| Work item |
From the first line to the last, reproduce the records below exactly, omitting any picture.

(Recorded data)
◇ ◇ ◇ ◇

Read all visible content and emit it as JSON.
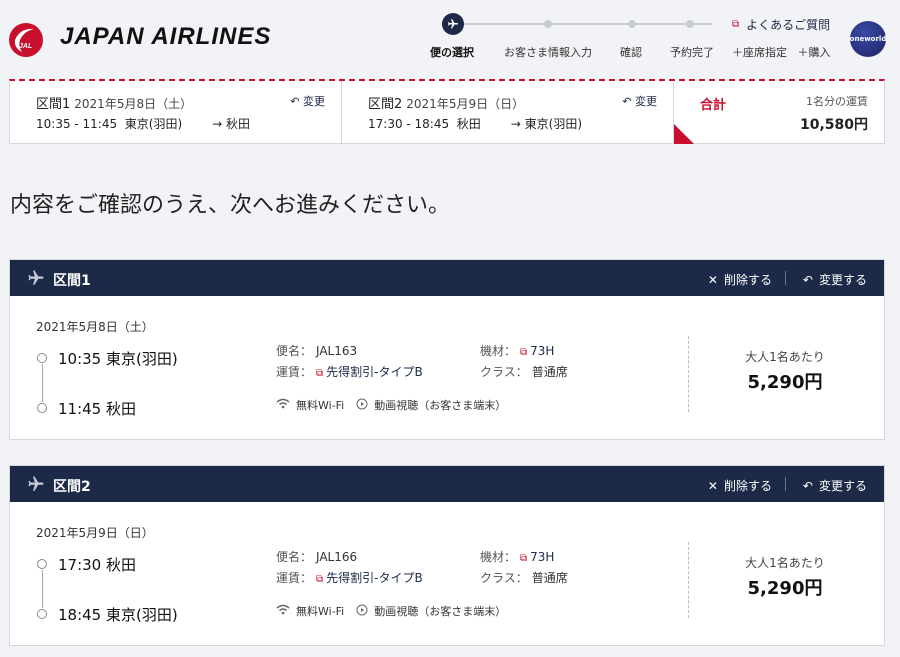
{
  "header": {
    "brand": "JAPAN AIRLINES",
    "logo_text": "JAL",
    "steps": [
      "便の選択",
      "お客さま情報入力",
      "確認",
      "予約完了"
    ],
    "active_step": 0,
    "faq_label": "よくあるご質問",
    "seat_label": "＋座席指定",
    "purchase_label": "＋購入",
    "alliance": "oneworld"
  },
  "summary": {
    "segments": [
      {
        "label": "区間1",
        "date": "2021年5月8日（土）",
        "time": "10:35 - 11:45",
        "from": "東京(羽田)",
        "to": "→ 秋田",
        "change": "変更"
      },
      {
        "label": "区間2",
        "date": "2021年5月9日（日）",
        "time": "17:30 - 18:45",
        "from": "秋田",
        "to": "→ 東京(羽田)",
        "change": "変更"
      }
    ],
    "total_label": "合計",
    "fare_label": "1名分の運賃",
    "fare_amount": "10,580円"
  },
  "headline": "内容をご確認のうえ、次へお進みください。",
  "segments": [
    {
      "name": "区間1",
      "delete": "削除する",
      "change": "変更する",
      "date": "2021年5月8日（土）",
      "dep": "10:35 東京(羽田)",
      "arr": "11:45 秋田",
      "flight_key": "便名：",
      "flight": "JAL163",
      "fare_key": "運賃：",
      "fare": "先得割引-タイプB",
      "aircraft_key": "機材：",
      "aircraft": "73H",
      "class_key": "クラス：",
      "class": "普通席",
      "wifi": "無料Wi-Fi",
      "video": "動画視聴（お客さま端末）",
      "per": "大人1名あたり",
      "price": "5,290円"
    },
    {
      "name": "区間2",
      "delete": "削除する",
      "change": "変更する",
      "date": "2021年5月9日（日）",
      "dep": "17:30 秋田",
      "arr": "18:45 東京(羽田)",
      "flight_key": "便名：",
      "flight": "JAL166",
      "fare_key": "運賃：",
      "fare": "先得割引-タイプB",
      "aircraft_key": "機材：",
      "aircraft": "73H",
      "class_key": "クラス：",
      "class": "普通席",
      "wifi": "無料Wi-Fi",
      "video": "動画視聴（お客さま端末）",
      "per": "大人1名あたり",
      "price": "5,290円"
    }
  ],
  "colors": {
    "navy": "#1c2a48",
    "red": "#c8102e"
  }
}
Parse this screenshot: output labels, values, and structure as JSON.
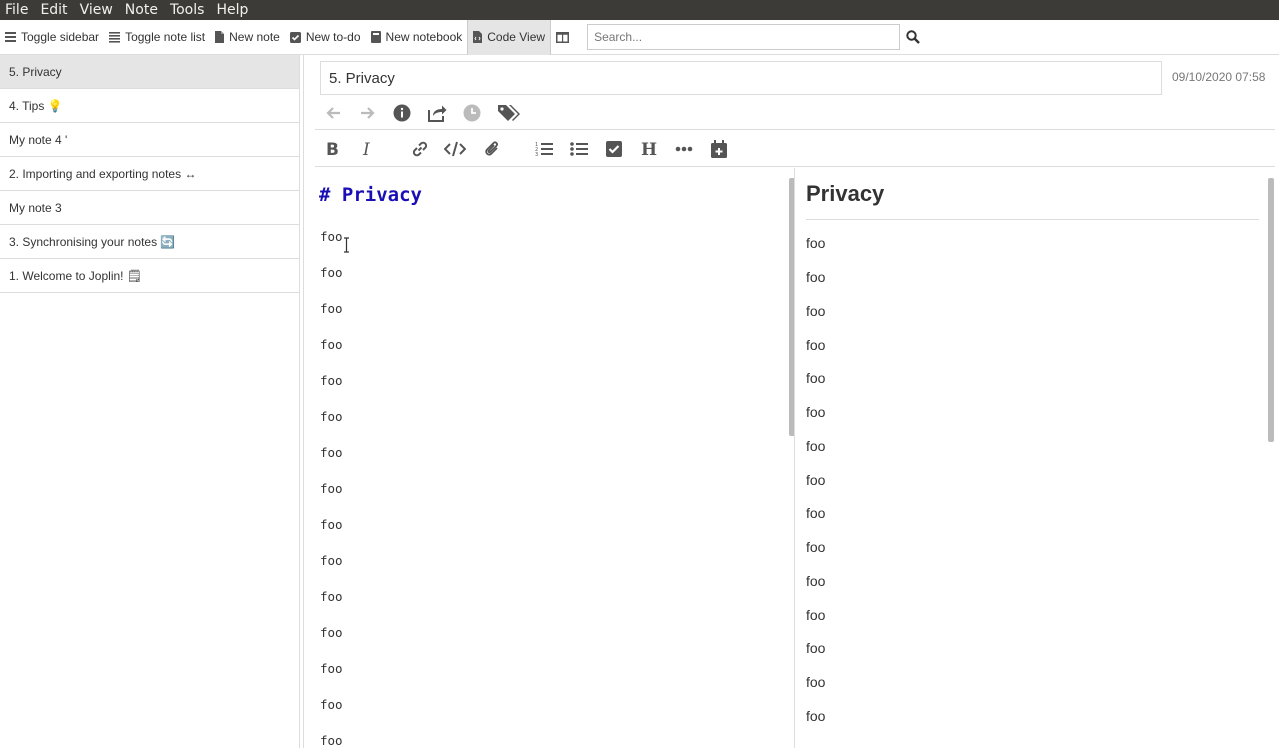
{
  "menubar": {
    "items": [
      "File",
      "Edit",
      "View",
      "Note",
      "Tools",
      "Help"
    ]
  },
  "toolbar": {
    "toggle_sidebar": "Toggle sidebar",
    "toggle_note_list": "Toggle note list",
    "new_note": "New note",
    "new_todo": "New to-do",
    "new_notebook": "New notebook",
    "code_view": "Code View",
    "search_placeholder": "Search..."
  },
  "note_list": {
    "items": [
      {
        "title": "5. Privacy",
        "selected": true
      },
      {
        "title": "4. Tips 💡"
      },
      {
        "title": "My note 4 '"
      },
      {
        "title": "2. Importing and exporting notes ↔"
      },
      {
        "title": "My note 3"
      },
      {
        "title": "3. Synchronising your notes 🔄"
      },
      {
        "title": "1. Welcome to Joplin! 🗒"
      }
    ]
  },
  "note": {
    "title": "5. Privacy",
    "date": "09/10/2020 07:58"
  },
  "editor": {
    "heading": "# Privacy",
    "lines": [
      "foo",
      "foo",
      "foo",
      "foo",
      "foo",
      "foo",
      "foo",
      "foo",
      "foo",
      "foo",
      "foo",
      "foo",
      "foo",
      "foo",
      "foo"
    ]
  },
  "preview": {
    "heading": "Privacy",
    "lines": [
      "foo",
      "foo",
      "foo",
      "foo",
      "foo",
      "foo",
      "foo",
      "foo",
      "foo",
      "foo",
      "foo",
      "foo",
      "foo",
      "foo",
      "foo"
    ]
  }
}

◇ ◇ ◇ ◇

| Solution to this problem |
Read all visible content and emit it as JSON.
{
  "header": {
    "brand": "JAPAN AIRLINES",
    "logo_text": "JAL",
    "steps": [
      "便の選択",
      "お客さま情報入力",
      "確認",
      "予約完了"
    ],
    "active_step": 0,
    "faq_label": "よくあるご質問",
    "seat_label": "＋座席指定",
    "purchase_label": "＋購入",
    "alliance": "oneworld"
  },
  "summary": {
    "segments": [
      {
        "label": "区間1",
        "date": "2021年5月8日（土）",
        "time": "10:35 - 11:45",
        "from": "東京(羽田)",
        "to": "→ 秋田",
        "change": "変更"
      },
      {
        "label": "区間2",
        "date": "2021年5月9日（日）",
        "time": "17:30 - 18:45",
        "from": "秋田",
        "to": "→ 東京(羽田)",
        "change": "変更"
      }
    ],
    "total_label": "合計",
    "fare_label": "1名分の運賃",
    "fare_amount": "10,580円"
  },
  "headline": "内容をご確認のうえ、次へお進みください。",
  "segments": [
    {
      "name": "区間1",
      "delete": "削除する",
      "change": "変更する",
      "date": "2021年5月8日（土）",
      "dep": "10:35 東京(羽田)",
      "arr": "11:45 秋田",
      "flight_key": "便名：",
      "flight": "JAL163",
      "fare_key": "運賃：",
      "fare": "先得割引-タイプB",
      "aircraft_key": "機材：",
      "aircraft": "73H",
      "class_key": "クラス：",
      "class": "普通席",
      "wifi": "無料Wi-Fi",
      "video": "動画視聴（お客さま端末）",
      "per": "大人1名あたり",
      "price": "5,290円"
    },
    {
      "name": "区間2",
      "delete": "削除する",
      "change": "変更する",
      "date": "2021年5月9日（日）",
      "dep": "17:30 秋田",
      "arr": "18:45 東京(羽田)",
      "flight_key": "便名：",
      "flight": "JAL166",
      "fare_key": "運賃：",
      "fare": "先得割引-タイプB",
      "aircraft_key": "機材：",
      "aircraft": "73H",
      "class_key": "クラス：",
      "class": "普通席",
      "wifi": "無料Wi-Fi",
      "video": "動画視聴（お客さま端末）",
      "per": "大人1名あたり",
      "price": "5,290円"
    }
  ],
  "colors": {
    "navy": "#1c2a48",
    "red": "#c8102e"
  }
}
Parse this screenshot: output labels, values, and structure as JSON.
{
  "menubar": {
    "items": [
      "File",
      "Edit",
      "View",
      "Note",
      "Tools",
      "Help"
    ]
  },
  "toolbar": {
    "toggle_sidebar": "Toggle sidebar",
    "toggle_note_list": "Toggle note list",
    "new_note": "New note",
    "new_todo": "New to-do",
    "new_notebook": "New notebook",
    "code_view": "Code View",
    "search_placeholder": "Search..."
  },
  "note_list": {
    "items": [
      {
        "title": "5. Privacy",
        "selected": true
      },
      {
        "title": "4. Tips 💡"
      },
      {
        "title": "My note 4 '"
      },
      {
        "title": "2. Importing and exporting notes ↔"
      },
      {
        "title": "My note 3"
      },
      {
        "title": "3. Synchronising your notes 🔄"
      },
      {
        "title": "1. Welcome to Joplin! 🗒"
      }
    ]
  },
  "note": {
    "title": "5. Privacy",
    "date": "09/10/2020 07:58"
  },
  "editor": {
    "heading": "# Privacy",
    "lines": [
      "foo",
      "foo",
      "foo",
      "foo",
      "foo",
      "foo",
      "foo",
      "foo",
      "foo",
      "foo",
      "foo",
      "foo",
      "foo",
      "foo",
      "foo"
    ]
  },
  "preview": {
    "heading": "Privacy",
    "lines": [
      "foo",
      "foo",
      "foo",
      "foo",
      "foo",
      "foo",
      "foo",
      "foo",
      "foo",
      "foo",
      "foo",
      "foo",
      "foo",
      "foo",
      "foo"
    ]
  }
}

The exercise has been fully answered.